Lines that include the word "İmam" should be copied from the listing that follows.

(Input data begins)

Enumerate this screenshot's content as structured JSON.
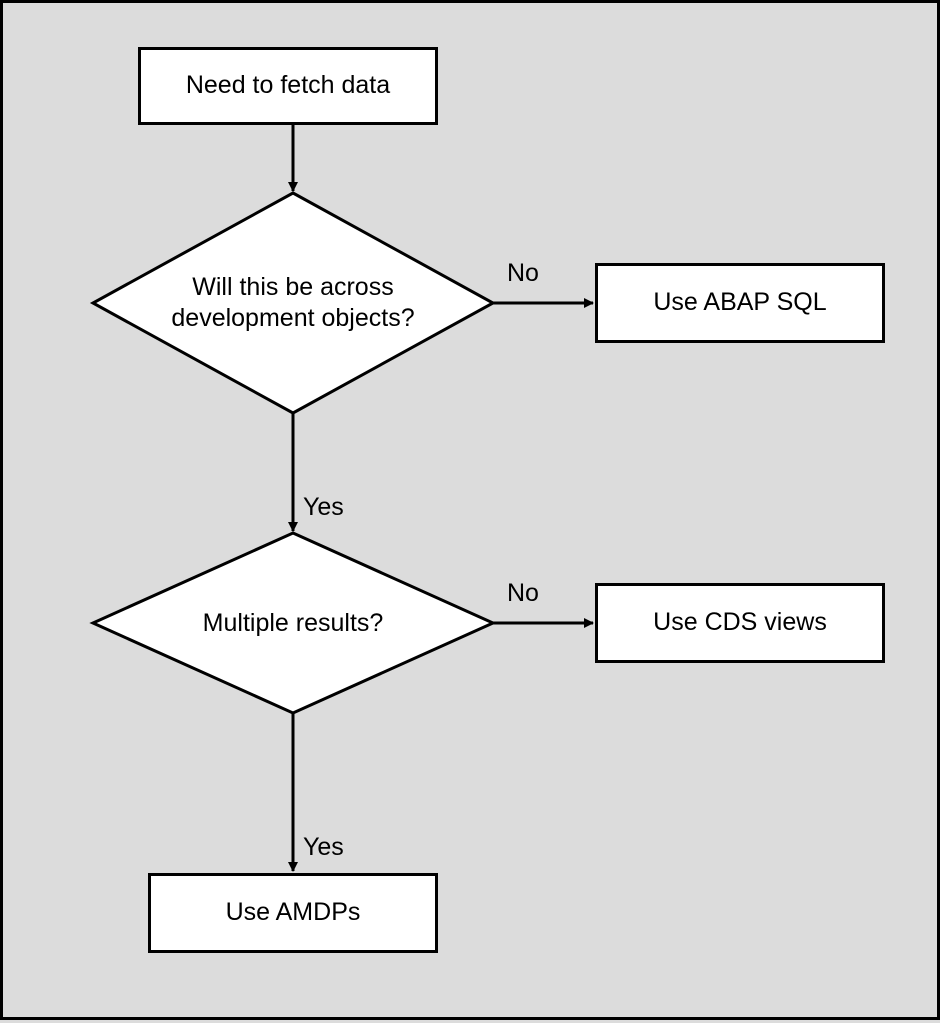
{
  "nodes": {
    "start": "Need to fetch data",
    "decision1": "Will this be across development objects?",
    "decision2": "Multiple results?",
    "abap_sql": "Use ABAP SQL",
    "cds_views": "Use CDS views",
    "amdps": "Use AMDPs"
  },
  "edges": {
    "d1_no": "No",
    "d1_yes": "Yes",
    "d2_no": "No",
    "d2_yes": "Yes"
  }
}
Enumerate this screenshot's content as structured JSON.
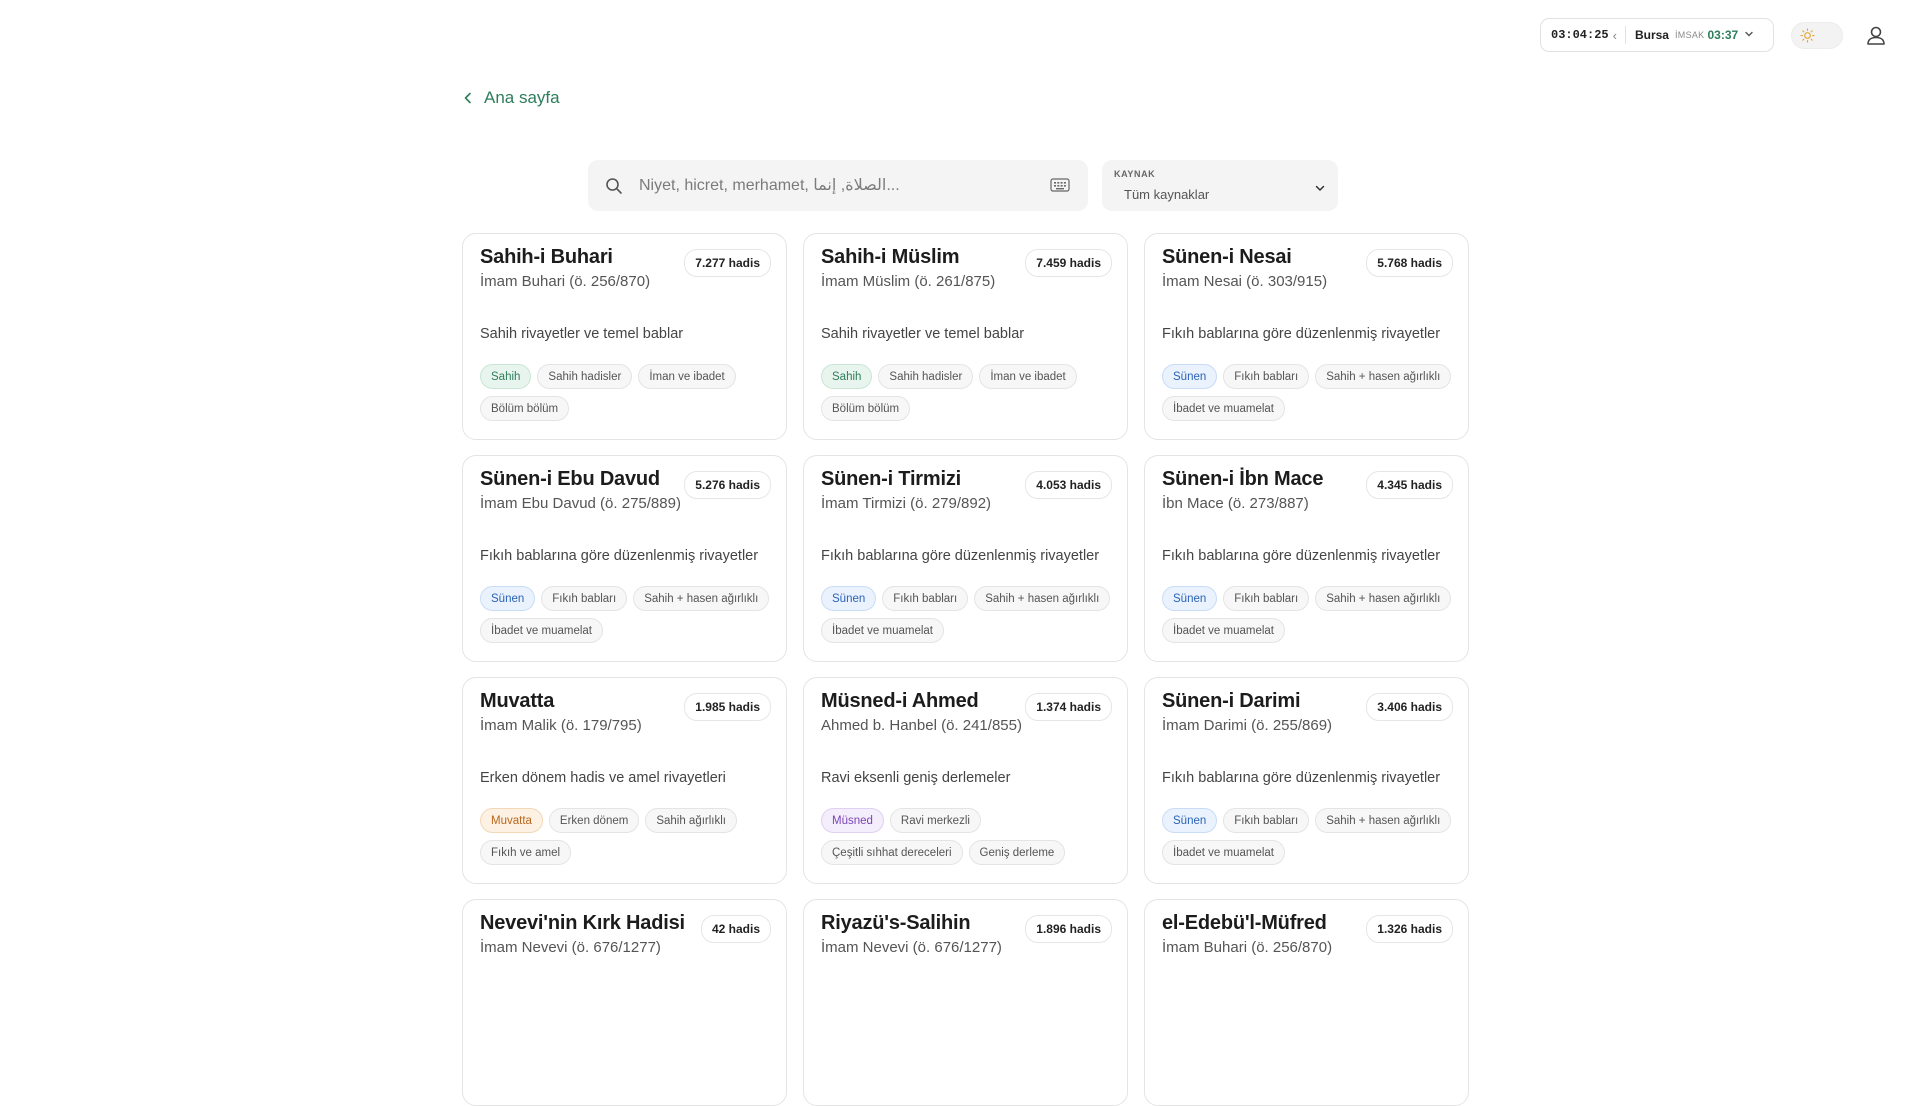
{
  "topbar": {
    "time": "03:04:25",
    "city": "Bursa",
    "prayer_label": "İMSAK",
    "prayer_time": "03:37",
    "accent": "#2e7d5b"
  },
  "nav": {
    "back_label": "Ana sayfa"
  },
  "search": {
    "placeholder": "Niyet, hicret, merhamet, الصلاة, إنما...",
    "value": ""
  },
  "source_filter": {
    "label": "KAYNAK",
    "selected": "Tüm kaynaklar"
  },
  "tag_colors": {
    "green": "#2e7d5b",
    "blue": "#2b63b8",
    "orange": "#b9671a",
    "purple": "#7b44b4",
    "neutral": "#555555"
  },
  "books": [
    {
      "title": "Sahih-i Buhari",
      "author": "İmam Buhari (ö. 256/870)",
      "count": "7.277 hadis",
      "desc": "Sahih rivayetler ve temel bablar",
      "tags": [
        {
          "label": "Sahih",
          "color": "green"
        },
        {
          "label": "Sahih hadisler",
          "color": "neutral"
        },
        {
          "label": "İman ve ibadet",
          "color": "neutral"
        },
        {
          "label": "Bölüm bölüm",
          "color": "neutral"
        }
      ]
    },
    {
      "title": "Sahih-i Müslim",
      "author": "İmam Müslim (ö. 261/875)",
      "count": "7.459 hadis",
      "desc": "Sahih rivayetler ve temel bablar",
      "tags": [
        {
          "label": "Sahih",
          "color": "green"
        },
        {
          "label": "Sahih hadisler",
          "color": "neutral"
        },
        {
          "label": "İman ve ibadet",
          "color": "neutral"
        },
        {
          "label": "Bölüm bölüm",
          "color": "neutral"
        }
      ]
    },
    {
      "title": "Sünen-i Nesai",
      "author": "İmam Nesai (ö. 303/915)",
      "count": "5.768 hadis",
      "desc": "Fıkıh bablarına göre düzenlenmiş rivayetler",
      "tags": [
        {
          "label": "Sünen",
          "color": "blue"
        },
        {
          "label": "Fıkıh babları",
          "color": "neutral"
        },
        {
          "label": "Sahih + hasen ağırlıklı",
          "color": "neutral"
        },
        {
          "label": "İbadet ve muamelat",
          "color": "neutral"
        }
      ]
    },
    {
      "title": "Sünen-i Ebu Davud",
      "author": "İmam Ebu Davud (ö. 275/889)",
      "count": "5.276 hadis",
      "desc": "Fıkıh bablarına göre düzenlenmiş rivayetler",
      "tags": [
        {
          "label": "Sünen",
          "color": "blue"
        },
        {
          "label": "Fıkıh babları",
          "color": "neutral"
        },
        {
          "label": "Sahih + hasen ağırlıklı",
          "color": "neutral"
        },
        {
          "label": "İbadet ve muamelat",
          "color": "neutral"
        }
      ]
    },
    {
      "title": "Sünen-i Tirmizi",
      "author": "İmam Tirmizi (ö. 279/892)",
      "count": "4.053 hadis",
      "desc": "Fıkıh bablarına göre düzenlenmiş rivayetler",
      "tags": [
        {
          "label": "Sünen",
          "color": "blue"
        },
        {
          "label": "Fıkıh babları",
          "color": "neutral"
        },
        {
          "label": "Sahih + hasen ağırlıklı",
          "color": "neutral"
        },
        {
          "label": "İbadet ve muamelat",
          "color": "neutral"
        }
      ]
    },
    {
      "title": "Sünen-i İbn Mace",
      "author": "İbn Mace (ö. 273/887)",
      "count": "4.345 hadis",
      "desc": "Fıkıh bablarına göre düzenlenmiş rivayetler",
      "tags": [
        {
          "label": "Sünen",
          "color": "blue"
        },
        {
          "label": "Fıkıh babları",
          "color": "neutral"
        },
        {
          "label": "Sahih + hasen ağırlıklı",
          "color": "neutral"
        },
        {
          "label": "İbadet ve muamelat",
          "color": "neutral"
        }
      ]
    },
    {
      "title": "Muvatta",
      "author": "İmam Malik (ö. 179/795)",
      "count": "1.985 hadis",
      "desc": "Erken dönem hadis ve amel rivayetleri",
      "tags": [
        {
          "label": "Muvatta",
          "color": "orange"
        },
        {
          "label": "Erken dönem",
          "color": "neutral"
        },
        {
          "label": "Sahih ağırlıklı",
          "color": "neutral"
        },
        {
          "label": "Fıkıh ve amel",
          "color": "neutral"
        }
      ]
    },
    {
      "title": "Müsned-i Ahmed",
      "author": "Ahmed b. Hanbel (ö. 241/855)",
      "count": "1.374 hadis",
      "desc": "Ravi eksenli geniş derlemeler",
      "tags": [
        {
          "label": "Müsned",
          "color": "purple"
        },
        {
          "label": "Ravi merkezli",
          "color": "neutral"
        },
        {
          "label": "Çeşitli sıhhat dereceleri",
          "color": "neutral"
        },
        {
          "label": "Geniş derleme",
          "color": "neutral"
        }
      ]
    },
    {
      "title": "Sünen-i Darimi",
      "author": "İmam Darimi (ö. 255/869)",
      "count": "3.406 hadis",
      "desc": "Fıkıh bablarına göre düzenlenmiş rivayetler",
      "tags": [
        {
          "label": "Sünen",
          "color": "blue"
        },
        {
          "label": "Fıkıh babları",
          "color": "neutral"
        },
        {
          "label": "Sahih + hasen ağırlıklı",
          "color": "neutral"
        },
        {
          "label": "İbadet ve muamelat",
          "color": "neutral"
        }
      ]
    },
    {
      "title": "Nevevi'nin Kırk Hadisi",
      "author": "İmam Nevevi (ö. 676/1277)",
      "count": "42 hadis",
      "desc": "",
      "tags": []
    },
    {
      "title": "Riyazü's-Salihin",
      "author": "İmam Nevevi (ö. 676/1277)",
      "count": "1.896 hadis",
      "desc": "",
      "tags": []
    },
    {
      "title": "el-Edebü'l-Müfred",
      "author": "İmam Buhari (ö. 256/870)",
      "count": "1.326 hadis",
      "desc": "",
      "tags": []
    }
  ]
}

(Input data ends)

Response area »
      "author": "İmam Buhari (ö. 256/870)",
      "author": "İmam Müslim (ö. 261/875)",
      "author": "İmam Nesai (ö. 303/915)",
      "author": "İmam Ebu Davud (ö. 275/889)",
      "author": "İmam Tirmizi (ö. 279/892)",
      "author": "İmam Malik (ö. 179/795)",
      "author": "İmam Darimi (ö. 255/869)",
      "author": "İmam Nevevi (ö. 676/1277)",
      "author": "İmam Nevevi (ö. 676/1277)",
      "author": "İmam Buhari (ö. 256/870)",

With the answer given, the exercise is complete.